    Do not fear the CA. It's one area of IT that's growing quickly and you might find, like I did, that you enjoy it.

    Wednesday, March 4, 2015 4:32 PM

All replies

  • What do you mean when you say that you've disabled all forms of SSL on your servers and workstations? SSL serves to provide secure communications for all of your domain operations, so disabling SSL, in general, would likely break your entire domain. If you're using certificates on your workstations, then you're using certificate-based security (IPSec) in some manner.

    Do you have AD CS or some other certificate signing authority/PKI in your environment? If not, you would have to pay a public provider (i.e. VeriSign) to provide certificates, and I can assure you that gets very expensive.

    If you have Microsoft servers in your environment, you can install and use Certificate Services to provide an internal signing mechanism which can be managed through group policy. You can replace all of the workstation certificates with ones signed by your internal certificate authority (CA,) and those will pass muster with any auditor provided the appropriate safeguards are put into place elsewhere in your environment.

    Least effort for you would be to implement an internal CA, which admittedly isn't a low-effort endeavor, and have the CA assign individual certificates to all of your machines, users, and any other assets you need to protect. If your auditors are requiring the removal of the self-signed certificates, you might find a way to script the removal of the certificates. In my experience, however, most auditors just want IPSec to be done with certificates that terminate somewhere other than the local workstation (i.e. an internal CA).

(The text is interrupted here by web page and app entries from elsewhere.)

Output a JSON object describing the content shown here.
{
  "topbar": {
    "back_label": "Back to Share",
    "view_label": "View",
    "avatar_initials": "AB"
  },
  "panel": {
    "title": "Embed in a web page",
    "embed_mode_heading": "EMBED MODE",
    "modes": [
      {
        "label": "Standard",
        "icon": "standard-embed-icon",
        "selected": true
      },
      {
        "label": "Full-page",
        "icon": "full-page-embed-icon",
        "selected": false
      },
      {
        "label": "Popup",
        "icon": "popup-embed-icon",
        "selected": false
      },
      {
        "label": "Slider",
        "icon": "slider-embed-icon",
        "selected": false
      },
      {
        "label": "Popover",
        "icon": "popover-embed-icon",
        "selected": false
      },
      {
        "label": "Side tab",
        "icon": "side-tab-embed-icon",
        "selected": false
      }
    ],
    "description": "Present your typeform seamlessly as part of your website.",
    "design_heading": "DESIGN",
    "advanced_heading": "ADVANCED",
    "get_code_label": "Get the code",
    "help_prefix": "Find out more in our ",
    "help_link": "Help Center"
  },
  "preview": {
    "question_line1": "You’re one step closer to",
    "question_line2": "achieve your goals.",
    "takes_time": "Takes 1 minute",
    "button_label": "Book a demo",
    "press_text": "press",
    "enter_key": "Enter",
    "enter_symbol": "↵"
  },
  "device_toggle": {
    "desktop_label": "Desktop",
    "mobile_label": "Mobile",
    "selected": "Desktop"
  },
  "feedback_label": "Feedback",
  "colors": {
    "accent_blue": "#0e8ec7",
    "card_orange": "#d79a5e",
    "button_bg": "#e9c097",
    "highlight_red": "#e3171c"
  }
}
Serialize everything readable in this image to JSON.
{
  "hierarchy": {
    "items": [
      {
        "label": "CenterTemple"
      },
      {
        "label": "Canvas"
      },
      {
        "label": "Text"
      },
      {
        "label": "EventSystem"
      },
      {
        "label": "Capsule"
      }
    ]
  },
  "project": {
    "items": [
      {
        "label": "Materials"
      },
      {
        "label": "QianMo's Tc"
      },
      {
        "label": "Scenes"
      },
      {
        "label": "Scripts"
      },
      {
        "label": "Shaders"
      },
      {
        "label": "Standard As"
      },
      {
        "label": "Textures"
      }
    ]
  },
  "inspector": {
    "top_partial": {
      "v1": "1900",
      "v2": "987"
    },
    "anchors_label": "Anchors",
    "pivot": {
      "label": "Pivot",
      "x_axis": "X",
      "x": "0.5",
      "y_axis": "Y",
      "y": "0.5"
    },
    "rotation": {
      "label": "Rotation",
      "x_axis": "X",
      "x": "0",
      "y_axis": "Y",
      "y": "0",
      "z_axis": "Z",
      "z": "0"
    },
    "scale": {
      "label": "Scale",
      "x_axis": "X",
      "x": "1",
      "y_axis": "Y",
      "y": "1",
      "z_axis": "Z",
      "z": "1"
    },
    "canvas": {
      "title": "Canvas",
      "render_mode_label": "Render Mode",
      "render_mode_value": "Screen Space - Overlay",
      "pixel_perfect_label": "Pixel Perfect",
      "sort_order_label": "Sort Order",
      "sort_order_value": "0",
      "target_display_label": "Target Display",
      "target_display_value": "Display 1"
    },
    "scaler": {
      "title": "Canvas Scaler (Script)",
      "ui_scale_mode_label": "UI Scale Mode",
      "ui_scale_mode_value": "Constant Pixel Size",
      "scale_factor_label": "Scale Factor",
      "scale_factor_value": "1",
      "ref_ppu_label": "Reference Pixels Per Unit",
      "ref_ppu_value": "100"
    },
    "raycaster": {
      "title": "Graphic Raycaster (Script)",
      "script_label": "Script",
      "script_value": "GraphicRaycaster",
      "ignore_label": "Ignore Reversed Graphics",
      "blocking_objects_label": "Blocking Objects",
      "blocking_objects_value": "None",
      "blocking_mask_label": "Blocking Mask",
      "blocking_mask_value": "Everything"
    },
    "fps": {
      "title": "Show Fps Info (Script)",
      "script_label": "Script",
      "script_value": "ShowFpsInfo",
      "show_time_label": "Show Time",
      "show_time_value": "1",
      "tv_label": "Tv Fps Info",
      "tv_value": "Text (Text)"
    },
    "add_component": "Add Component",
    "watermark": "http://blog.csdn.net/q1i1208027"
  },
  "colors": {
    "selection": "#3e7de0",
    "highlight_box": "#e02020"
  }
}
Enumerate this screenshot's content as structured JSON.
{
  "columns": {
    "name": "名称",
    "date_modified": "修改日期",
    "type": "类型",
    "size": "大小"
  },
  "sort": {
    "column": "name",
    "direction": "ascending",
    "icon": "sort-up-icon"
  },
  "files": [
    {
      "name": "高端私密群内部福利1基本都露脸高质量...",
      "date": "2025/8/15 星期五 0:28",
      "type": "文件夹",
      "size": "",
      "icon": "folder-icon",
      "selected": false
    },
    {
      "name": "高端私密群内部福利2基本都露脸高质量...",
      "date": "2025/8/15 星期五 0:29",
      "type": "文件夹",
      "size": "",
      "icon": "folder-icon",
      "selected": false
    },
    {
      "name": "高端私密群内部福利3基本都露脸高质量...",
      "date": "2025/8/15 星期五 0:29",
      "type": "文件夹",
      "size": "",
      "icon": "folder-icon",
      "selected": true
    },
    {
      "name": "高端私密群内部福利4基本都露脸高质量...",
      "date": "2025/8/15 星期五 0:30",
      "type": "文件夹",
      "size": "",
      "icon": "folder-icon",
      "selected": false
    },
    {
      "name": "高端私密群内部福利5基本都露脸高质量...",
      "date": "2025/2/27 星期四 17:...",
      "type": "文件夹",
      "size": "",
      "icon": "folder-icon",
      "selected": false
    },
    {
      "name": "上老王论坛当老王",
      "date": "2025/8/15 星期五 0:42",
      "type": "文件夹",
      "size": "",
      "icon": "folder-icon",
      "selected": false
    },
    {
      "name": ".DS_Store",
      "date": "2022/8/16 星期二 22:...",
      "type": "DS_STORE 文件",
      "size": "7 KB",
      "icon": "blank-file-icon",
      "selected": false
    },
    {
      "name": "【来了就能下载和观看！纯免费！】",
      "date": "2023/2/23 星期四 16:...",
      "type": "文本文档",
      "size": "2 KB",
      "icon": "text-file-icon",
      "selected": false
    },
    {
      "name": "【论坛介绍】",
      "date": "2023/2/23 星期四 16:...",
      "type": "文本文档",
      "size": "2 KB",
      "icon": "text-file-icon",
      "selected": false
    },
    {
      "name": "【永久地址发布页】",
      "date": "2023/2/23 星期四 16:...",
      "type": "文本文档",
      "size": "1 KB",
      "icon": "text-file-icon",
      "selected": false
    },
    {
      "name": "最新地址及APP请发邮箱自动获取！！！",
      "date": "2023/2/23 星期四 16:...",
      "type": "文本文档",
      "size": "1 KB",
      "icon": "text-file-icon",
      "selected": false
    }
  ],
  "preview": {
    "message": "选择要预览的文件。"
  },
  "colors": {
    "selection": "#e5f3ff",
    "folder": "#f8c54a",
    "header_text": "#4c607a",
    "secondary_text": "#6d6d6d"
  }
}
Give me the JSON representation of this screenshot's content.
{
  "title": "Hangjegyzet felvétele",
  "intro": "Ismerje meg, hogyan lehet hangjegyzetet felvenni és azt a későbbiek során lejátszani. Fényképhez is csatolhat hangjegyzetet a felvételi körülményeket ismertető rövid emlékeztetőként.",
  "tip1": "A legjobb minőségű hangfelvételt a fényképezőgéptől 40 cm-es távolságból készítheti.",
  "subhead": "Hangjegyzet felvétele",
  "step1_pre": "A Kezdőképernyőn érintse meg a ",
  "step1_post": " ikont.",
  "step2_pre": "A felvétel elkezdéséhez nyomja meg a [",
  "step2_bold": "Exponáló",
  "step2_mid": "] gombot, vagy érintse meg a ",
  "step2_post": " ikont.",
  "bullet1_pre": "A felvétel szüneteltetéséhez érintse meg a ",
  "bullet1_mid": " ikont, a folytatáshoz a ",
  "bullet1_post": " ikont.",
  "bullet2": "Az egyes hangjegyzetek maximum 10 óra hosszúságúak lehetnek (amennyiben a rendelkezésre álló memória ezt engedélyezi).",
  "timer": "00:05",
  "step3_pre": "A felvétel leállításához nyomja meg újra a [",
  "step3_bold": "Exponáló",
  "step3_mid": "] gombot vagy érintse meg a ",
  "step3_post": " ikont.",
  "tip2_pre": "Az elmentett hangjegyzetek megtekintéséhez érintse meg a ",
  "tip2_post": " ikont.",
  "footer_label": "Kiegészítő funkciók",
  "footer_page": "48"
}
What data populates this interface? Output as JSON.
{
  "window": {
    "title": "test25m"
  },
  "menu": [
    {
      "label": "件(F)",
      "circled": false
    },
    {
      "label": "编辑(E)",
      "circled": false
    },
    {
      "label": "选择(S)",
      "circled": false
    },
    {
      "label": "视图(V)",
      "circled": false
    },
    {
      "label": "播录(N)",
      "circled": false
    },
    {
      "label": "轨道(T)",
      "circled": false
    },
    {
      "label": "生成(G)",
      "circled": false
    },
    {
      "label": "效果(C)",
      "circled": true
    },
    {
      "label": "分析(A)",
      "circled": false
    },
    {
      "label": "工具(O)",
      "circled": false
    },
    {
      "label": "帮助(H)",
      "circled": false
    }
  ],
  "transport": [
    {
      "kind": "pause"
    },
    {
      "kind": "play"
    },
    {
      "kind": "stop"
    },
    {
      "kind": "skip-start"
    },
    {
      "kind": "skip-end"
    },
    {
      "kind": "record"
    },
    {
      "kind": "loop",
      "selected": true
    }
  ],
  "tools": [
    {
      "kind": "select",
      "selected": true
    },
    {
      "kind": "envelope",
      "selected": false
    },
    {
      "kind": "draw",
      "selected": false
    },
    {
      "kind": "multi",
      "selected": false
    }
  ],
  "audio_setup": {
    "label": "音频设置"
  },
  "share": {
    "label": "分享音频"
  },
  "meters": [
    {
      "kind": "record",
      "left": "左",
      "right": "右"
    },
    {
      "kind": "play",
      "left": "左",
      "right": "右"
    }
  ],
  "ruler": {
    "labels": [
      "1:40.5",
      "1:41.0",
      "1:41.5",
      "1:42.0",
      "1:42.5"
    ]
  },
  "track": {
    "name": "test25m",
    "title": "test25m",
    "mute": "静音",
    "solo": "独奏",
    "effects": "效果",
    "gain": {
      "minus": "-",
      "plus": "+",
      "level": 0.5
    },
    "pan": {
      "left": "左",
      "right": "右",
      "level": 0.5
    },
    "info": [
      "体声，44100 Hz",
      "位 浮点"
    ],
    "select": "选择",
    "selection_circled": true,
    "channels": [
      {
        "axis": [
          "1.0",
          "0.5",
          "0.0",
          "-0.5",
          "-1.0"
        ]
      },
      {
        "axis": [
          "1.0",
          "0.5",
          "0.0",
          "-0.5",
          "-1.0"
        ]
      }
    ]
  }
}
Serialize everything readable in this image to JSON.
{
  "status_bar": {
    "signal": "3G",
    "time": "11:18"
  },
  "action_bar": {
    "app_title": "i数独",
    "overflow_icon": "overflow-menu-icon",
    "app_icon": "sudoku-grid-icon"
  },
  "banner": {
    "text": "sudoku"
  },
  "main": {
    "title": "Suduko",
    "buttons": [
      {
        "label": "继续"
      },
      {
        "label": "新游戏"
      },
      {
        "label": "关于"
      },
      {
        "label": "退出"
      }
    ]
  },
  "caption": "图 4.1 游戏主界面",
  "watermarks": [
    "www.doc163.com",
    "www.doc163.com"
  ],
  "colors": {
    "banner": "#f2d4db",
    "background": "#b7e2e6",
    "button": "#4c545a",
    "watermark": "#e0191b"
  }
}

    • Proposed as answer by Ron Arestia Wednesday, March 4, 2015 5:14 PM
    Wednesday, March 4, 2015 4:17 PM
  • Ron,

    I suspected I would need an internal CA to handle it (why I left it out of my original post, I do not know).

    When I mention disabling "All forms of SSL", I really mean what is hit with keys within:  HKEY_LOCAL_MACHINE\System\CurrentControlSet\Control\SecurityProviders\SCHANNEL\Protocols\

    3.0 and 2.0 were findings, and setting these to disabled didn't seem to impact anything usually.

    M.

    Wednesday, March 4, 2015 4:27 PM
  • Ah yes! We're dealing with the same "headaches" in our industry as well. I suspected that's what you meant, but I wanted to be clear.

    The internal CA route is your best bet. Certificate Services is not as daunting as you might think, and there's PLENTY of support for it out in the wild. A very basic, out of the box install of AD CS will get you up and running. Then you'll just have to configure group policy to disseminate your root certificate and configure auto-enrollment for all of your computers to retrieve customer certificates from the domain CA.

    Do not fear the CA. It's one area of IT that's growing quickly and you might find, like I did, that you enjoy it.

    Wednesday, March 4, 2015 4:32 PM
  • Fantastic!  Though, as I brought up recently in other threads, I appear to have issues with GroupPolicy getting passed out, so I will really have to resolve that before I get any further it appears.  Cheers!

    M.

    Wednesday, March 4, 2015 5:12 PM